Last week I published my second article on the throwing events in the UK publication Athletics Weekly. It focuses on the Karlstad Grand Prix event I featured last August and some of the innovative shot put formats I have mentioned before. Athletics Weekly is the best track and field print publication in the world and they have been a great supporter of the throwing events by publishing articles such as this one. Their magazine combines all the great analysis and insight you often see in Track and Field News with original coaching articles and in-depth profiles. In addition, it is much more timely since it arrives weekly. I subscribe to their great iPad app which lets me view each issue as soon as it comes out without waiting for international shipping.
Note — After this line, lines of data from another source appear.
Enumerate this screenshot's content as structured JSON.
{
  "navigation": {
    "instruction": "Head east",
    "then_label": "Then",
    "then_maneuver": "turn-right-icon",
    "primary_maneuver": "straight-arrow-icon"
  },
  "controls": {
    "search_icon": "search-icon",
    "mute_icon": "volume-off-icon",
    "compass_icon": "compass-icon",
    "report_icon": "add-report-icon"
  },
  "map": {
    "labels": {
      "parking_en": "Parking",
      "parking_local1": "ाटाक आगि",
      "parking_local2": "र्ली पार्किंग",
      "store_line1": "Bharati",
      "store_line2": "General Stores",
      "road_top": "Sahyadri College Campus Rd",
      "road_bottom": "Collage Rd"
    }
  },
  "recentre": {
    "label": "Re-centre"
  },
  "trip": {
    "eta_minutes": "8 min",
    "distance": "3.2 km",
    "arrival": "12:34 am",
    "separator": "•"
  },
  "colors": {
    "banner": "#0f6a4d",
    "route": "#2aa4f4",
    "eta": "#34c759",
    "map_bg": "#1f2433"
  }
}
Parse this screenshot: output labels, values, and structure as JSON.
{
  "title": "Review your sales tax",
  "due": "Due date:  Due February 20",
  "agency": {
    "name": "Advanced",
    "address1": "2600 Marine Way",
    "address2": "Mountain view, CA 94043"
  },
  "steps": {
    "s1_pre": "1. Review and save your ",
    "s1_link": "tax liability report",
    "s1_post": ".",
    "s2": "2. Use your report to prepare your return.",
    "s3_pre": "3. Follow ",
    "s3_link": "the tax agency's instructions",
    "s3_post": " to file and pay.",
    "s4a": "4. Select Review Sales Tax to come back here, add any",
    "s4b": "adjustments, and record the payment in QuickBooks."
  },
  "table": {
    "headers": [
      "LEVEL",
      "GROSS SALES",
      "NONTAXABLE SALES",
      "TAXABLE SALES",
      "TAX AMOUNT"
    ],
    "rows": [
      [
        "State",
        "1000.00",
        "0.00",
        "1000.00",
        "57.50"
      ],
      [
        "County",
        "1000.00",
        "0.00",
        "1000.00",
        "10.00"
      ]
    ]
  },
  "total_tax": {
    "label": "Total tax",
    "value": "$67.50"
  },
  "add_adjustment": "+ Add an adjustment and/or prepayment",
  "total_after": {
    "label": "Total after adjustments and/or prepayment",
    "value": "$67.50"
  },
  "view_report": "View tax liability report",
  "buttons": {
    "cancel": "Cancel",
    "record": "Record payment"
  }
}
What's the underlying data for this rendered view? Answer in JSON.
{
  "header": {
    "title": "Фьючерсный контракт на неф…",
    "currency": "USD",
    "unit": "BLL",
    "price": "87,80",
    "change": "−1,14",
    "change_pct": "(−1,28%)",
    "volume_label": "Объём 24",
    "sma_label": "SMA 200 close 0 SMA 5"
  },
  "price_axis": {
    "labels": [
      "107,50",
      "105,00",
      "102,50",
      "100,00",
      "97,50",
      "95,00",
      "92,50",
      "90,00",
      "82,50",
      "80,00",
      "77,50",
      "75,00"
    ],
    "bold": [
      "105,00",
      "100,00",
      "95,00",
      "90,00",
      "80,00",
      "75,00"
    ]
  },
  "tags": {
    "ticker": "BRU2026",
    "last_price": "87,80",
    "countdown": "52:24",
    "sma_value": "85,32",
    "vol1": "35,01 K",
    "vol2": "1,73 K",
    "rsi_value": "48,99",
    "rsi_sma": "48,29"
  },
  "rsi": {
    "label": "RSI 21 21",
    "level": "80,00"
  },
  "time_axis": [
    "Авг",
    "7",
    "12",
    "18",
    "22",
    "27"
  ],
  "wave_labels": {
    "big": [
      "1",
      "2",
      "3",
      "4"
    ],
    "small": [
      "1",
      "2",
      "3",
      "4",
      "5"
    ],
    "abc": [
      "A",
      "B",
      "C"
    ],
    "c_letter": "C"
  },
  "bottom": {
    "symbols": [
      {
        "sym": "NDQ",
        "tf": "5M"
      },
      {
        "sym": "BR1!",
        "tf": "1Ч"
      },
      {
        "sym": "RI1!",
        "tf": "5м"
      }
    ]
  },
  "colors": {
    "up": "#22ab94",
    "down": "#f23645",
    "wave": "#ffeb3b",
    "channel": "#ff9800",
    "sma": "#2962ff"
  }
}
They have been kind enough to let me post the article here for non-subscribers, and a PDF version with the print layout is available after the text.
As I wrote last year, the throwing events need to be imaginative and think outside of the box in order to gain in popularity. This is easier with the shot put since it can be hosted anywhere there is a small slab of concrete. The hammer throw can be more difficult since it requires a big cage and ample landing area. Simply put, while they can host the shot put inside Zürich’s main train station, that would never work with the hammer or discus throws.
World discus throw champion Robert Harting is always one to grab headlines and this April he announced that he would love to have a discus throw competition over the Spree river in Berlin. That never materialized, but the Swedes did one better yesterday. As a prelude to today’s Karlstad Grand Prix, the city hosted a hammer throw competition on the banks of the Klarälven river. And by banks, I mean the opposite banks. They installed a hammer throw ring on one side of the river and attempted to throw to the other side. Fans surrounded the cage and lined up on the bridge to watch.